Hopkins is a marvel of the ring, a unique fighter whose like surely will never be seen again. Now, just a couple of months before he turns 50, Hopkins seeks to demonstrate his ageless qualities once again when he faces Russia’s undefeated and powerful punching Sergey Kovalev in a light-heavyweight championship unification bout at Boardwalk Hall, Atlantic City on Saturday.

MAYWEATHER, MAIDANA; Challenger will give his all. / Photo: SUMIO YAMADA
Mayweather -750; Maidana +380
Over 11.5 -250; under 11.5 +185

When the Floyd Mayweather-Marcos Maidana rematch was announced, I struggled to get enthused. As always happens though, by fight day — today — I’m intrigued.
Last time the two met, at the MGM Grand in Las Vegas, where the rematch will take place — Showtime PPV in the States and BoxNation subscription-TV coverage in the U.K. — Mayweather pulled away in the late rounds for what seemed to be a clear win. Hold on a minute, though. One judge had the fight a draw and there were observers who made this a close fight.
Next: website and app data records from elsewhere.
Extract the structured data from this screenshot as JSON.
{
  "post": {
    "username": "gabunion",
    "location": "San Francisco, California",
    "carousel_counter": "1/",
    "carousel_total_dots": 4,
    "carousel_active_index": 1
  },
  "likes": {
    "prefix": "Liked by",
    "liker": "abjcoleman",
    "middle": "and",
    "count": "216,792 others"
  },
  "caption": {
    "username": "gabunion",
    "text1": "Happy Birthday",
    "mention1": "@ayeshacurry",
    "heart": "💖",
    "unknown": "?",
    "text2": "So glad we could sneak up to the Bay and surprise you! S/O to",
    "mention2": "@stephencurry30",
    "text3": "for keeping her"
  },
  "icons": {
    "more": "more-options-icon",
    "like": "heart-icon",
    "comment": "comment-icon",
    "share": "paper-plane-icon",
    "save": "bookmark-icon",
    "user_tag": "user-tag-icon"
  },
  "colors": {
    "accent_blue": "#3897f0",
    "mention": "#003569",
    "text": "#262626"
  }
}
So, here we go again.

KIKO seeks revenge, FRAMPTON guarantees a win.
Frampton -200; Martinez +160
Over 10.5 +105; under 10.5 -115

Carl Frampton, fighting at home in Belfast, is favoured to confirm superiority and take Kiko Martinez’s IBF junior featherweight championship in their rematch on Saturday (TV coverage on BoxNation in Britain and AWE in the U.S.),  but Martinez is fighting better than at any stage in his career, with three consecutive stoppage wins in title fights.
Although Frampton stopped the Spanish boxer in the ninth round in Belfast in February 2013, he will arguably face a much more formidable version of Martinez.

GLYN LEACH: Boxing Monthly editor will be missed by all who knew him.

It’s been 24 hours since I learned of Glyn Leach’s passing at the far too young age of 54 and I still can’t quite get over it. It’s almost as if I’m expecting the phone to ring and to hear his voice: “Well, what did you make of Kell Brook, then?”
Glyn was more than a colleague of many years standing but a true friend. I worked with him in the original offices of Boxing Monthly at Notting Hill Gate in west London from 1991/92, when I was editing the magazine, but in reality I was helping Glyn to make the transition from assistant editor to editor. Glyn took over when I re-crossed the Atlantic in 1992 and he became perhaps the longest-term editor of a boxing magazine that Britain has ever known — a remarkable 22-year run, although it helped that he was his own boss as co-owner of the magazine, after the original publishing company dissolved.

Featured Story

PACQUIAO, ALGIERI: A long fight looks likely. / Photo: Sumio Yamada
Pacquiao -750; Algieri +425
Over 9.5 -125; under 9.5 +115

The opponent he faces tonight is a capable and courageous one, but with all due respect to Chris Algieri, the fight the boxing world wants to see is Manny Pacquiao taking on Floyd Mayweather. 
Pacquiao against Mayweather would quite likely be the richest fight in boxing history. Although Pacquiao is promoted by HBO and Mayweather by Showtime, Pacquaio’s promoter, Bob Arum, doesn’t see this as an obstacle to the fight being made. It is Arum’s understanding that the two giant U.S. subscription TV networks would work together to make the fight happen. That is to say, each network would broadcast the event on pay-per-view and fans could choose which network coverage they wished to watch.